_Exercise_. Every entry needs to be given again exactly as it reads.

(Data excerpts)
┌────────
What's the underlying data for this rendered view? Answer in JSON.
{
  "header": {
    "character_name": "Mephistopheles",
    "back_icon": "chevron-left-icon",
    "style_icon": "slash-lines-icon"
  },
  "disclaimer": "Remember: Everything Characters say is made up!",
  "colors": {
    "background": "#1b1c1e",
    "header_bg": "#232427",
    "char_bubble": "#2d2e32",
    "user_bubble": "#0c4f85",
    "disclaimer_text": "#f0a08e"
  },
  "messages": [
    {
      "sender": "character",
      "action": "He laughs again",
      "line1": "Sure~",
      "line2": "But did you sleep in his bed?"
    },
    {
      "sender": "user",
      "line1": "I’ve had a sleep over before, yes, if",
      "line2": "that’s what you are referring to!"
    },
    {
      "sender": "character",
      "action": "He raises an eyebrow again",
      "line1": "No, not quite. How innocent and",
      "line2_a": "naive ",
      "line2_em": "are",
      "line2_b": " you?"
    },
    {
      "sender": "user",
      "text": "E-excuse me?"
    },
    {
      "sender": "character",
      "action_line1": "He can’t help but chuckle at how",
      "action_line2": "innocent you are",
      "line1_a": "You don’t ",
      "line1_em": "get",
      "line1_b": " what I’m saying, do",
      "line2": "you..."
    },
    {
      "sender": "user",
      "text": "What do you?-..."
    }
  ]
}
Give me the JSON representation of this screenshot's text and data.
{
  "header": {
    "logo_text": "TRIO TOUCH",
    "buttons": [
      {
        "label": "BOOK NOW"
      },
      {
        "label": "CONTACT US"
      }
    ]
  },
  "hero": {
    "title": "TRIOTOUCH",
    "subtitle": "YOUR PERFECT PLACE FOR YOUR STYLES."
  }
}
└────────
_Task output_.
What's the underlying data for this rendered view? Answer in JSON.
{
  "header": {
    "character_name": "Mephistopheles",
    "back_icon": "chevron-left-icon",
    "style_icon": "slash-lines-icon"
  },
  "disclaimer": "Remember: Everything Characters say is made up!",
  "colors": {
    "background": "#1b1c1e",
    "header_bg": "#232427",
    "char_bubble": "#2d2e32",
    "user_bubble": "#0c4f85",
    "disclaimer_text": "#f0a08e"
  },
  "messages": [
    {
      "sender": "character",
      "action": "He laughs again",
      "line1": "Sure~",
      "line2": "But did you sleep in his bed?"
    },
    {
      "sender": "user",
      "line1": "I’ve had a sleep over before, yes, if",
      "line2": "that’s what you are referring to!"
    },
    {
      "sender": "character",
      "action": "He raises an eyebrow again",
      "line1": "No, not quite. How innocent and",
      "line2_a": "naive ",
      "line2_em": "are",
      "line2_b": " you?"
    },
    {
      "sender": "user",
      "text": "E-excuse me?"
    },
    {
      "sender": "character",
      "action_line1": "He can’t help but chuckle at how",
      "action_line2": "innocent you are",
      "line1_a": "You don’t ",
      "line1_em": "get",
      "line1_b": " what I’m saying, do",
      "line2": "you..."
    },
    {
      "sender": "user",
      "text": "What do you?-..."
    }
  ]
}
Give me the JSON representation of this screenshot's text and data.
{
  "header": {
    "logo_text": "TRIO TOUCH",
    "buttons": [
      {
        "label": "BOOK NOW"
      },
      {
        "label": "CONTACT US"
      }
    ]
  },
  "hero": {
    "title": "TRIOTOUCH",
    "subtitle": "YOUR PERFECT PLACE FOR YOUR STYLES."
  }
}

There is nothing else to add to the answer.